HG: I absolutely love what your website says about not wanting to audition for the roles that were offered to you. Can you tell me a little more about the frustrations you have surrounding the stereotypical roles that are still being offered to women, most notably women of color? Have you noticed any improvements in recent years, or the same ol’ cycle?
NM: Oh, I’m thrilled about the progress, I really am: Viola, Kerry, Angela, Taraji, Issa — it is getting done. I’m also aware that contentment is the enemy, and so we have to keep pushing forward and constantly re-examine our conceptions of who a woman can be in film/television, and also who a Black woman can be in media. As far as my audition stories — well, suffice it to say that I knew almost immediately when I started auditioning that there was a problem. That all women, and particularly Black women, were capable of so much more than Hollywood was giving us credit for. So I got a job in a restaurant and started writing scripts, trying to “be the change I wanted to see in the world,” as they say.
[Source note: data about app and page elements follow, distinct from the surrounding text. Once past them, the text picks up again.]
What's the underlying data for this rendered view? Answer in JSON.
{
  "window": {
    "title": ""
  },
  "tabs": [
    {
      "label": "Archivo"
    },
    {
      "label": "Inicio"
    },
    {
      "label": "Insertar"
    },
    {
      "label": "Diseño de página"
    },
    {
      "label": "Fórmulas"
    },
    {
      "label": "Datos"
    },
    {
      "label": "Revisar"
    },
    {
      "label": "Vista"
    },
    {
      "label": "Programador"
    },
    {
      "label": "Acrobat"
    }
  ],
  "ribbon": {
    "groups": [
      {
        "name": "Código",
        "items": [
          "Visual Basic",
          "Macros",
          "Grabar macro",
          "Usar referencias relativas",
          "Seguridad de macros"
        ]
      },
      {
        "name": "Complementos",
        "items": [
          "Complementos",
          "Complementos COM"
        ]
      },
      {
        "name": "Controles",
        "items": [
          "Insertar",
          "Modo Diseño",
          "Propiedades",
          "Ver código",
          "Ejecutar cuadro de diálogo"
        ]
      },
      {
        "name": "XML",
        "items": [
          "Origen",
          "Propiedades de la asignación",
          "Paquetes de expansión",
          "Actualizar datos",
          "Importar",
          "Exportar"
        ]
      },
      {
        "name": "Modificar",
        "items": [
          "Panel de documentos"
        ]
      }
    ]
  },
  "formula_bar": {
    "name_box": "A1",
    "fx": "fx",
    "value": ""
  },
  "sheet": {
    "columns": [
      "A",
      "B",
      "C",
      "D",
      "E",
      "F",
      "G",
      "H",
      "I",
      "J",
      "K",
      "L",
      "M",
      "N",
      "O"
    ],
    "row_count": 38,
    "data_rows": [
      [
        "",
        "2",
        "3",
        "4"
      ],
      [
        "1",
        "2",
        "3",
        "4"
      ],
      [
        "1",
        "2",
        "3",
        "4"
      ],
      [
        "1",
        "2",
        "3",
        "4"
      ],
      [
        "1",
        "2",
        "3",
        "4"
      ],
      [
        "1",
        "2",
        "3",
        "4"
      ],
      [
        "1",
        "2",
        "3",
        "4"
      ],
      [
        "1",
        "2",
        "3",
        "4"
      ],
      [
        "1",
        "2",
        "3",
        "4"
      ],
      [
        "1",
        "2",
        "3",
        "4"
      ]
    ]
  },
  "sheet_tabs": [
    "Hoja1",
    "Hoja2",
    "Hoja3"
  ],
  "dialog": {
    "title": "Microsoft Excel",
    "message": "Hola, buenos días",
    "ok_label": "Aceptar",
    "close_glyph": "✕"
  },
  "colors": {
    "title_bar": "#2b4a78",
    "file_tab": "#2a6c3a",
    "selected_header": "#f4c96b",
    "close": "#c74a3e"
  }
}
HG: Where did you get the idea for the plot line of Queen of Glory?
NM: There were a few threads that intertwined to make Queen of Glory. Firstly, as a child of immigrants, everyone is always obsessed with education, and I thought it would be cool to explore the extreme of that — to see what would happen if a main character sought refuge in academia so as to avoid real life. Can you be over-educated? Next, I wanted to explore the idea of inheritance, both the physical traits and items we get from our families. Aside from that, I basically took everything I wanted to see someone go through and whipped it up into a little narrative; I love family dysfunction, I love navigating class issues (especially among people of color), and I love watching how people cope with their personal failings. So that was the skeleton and my imagination took over from there.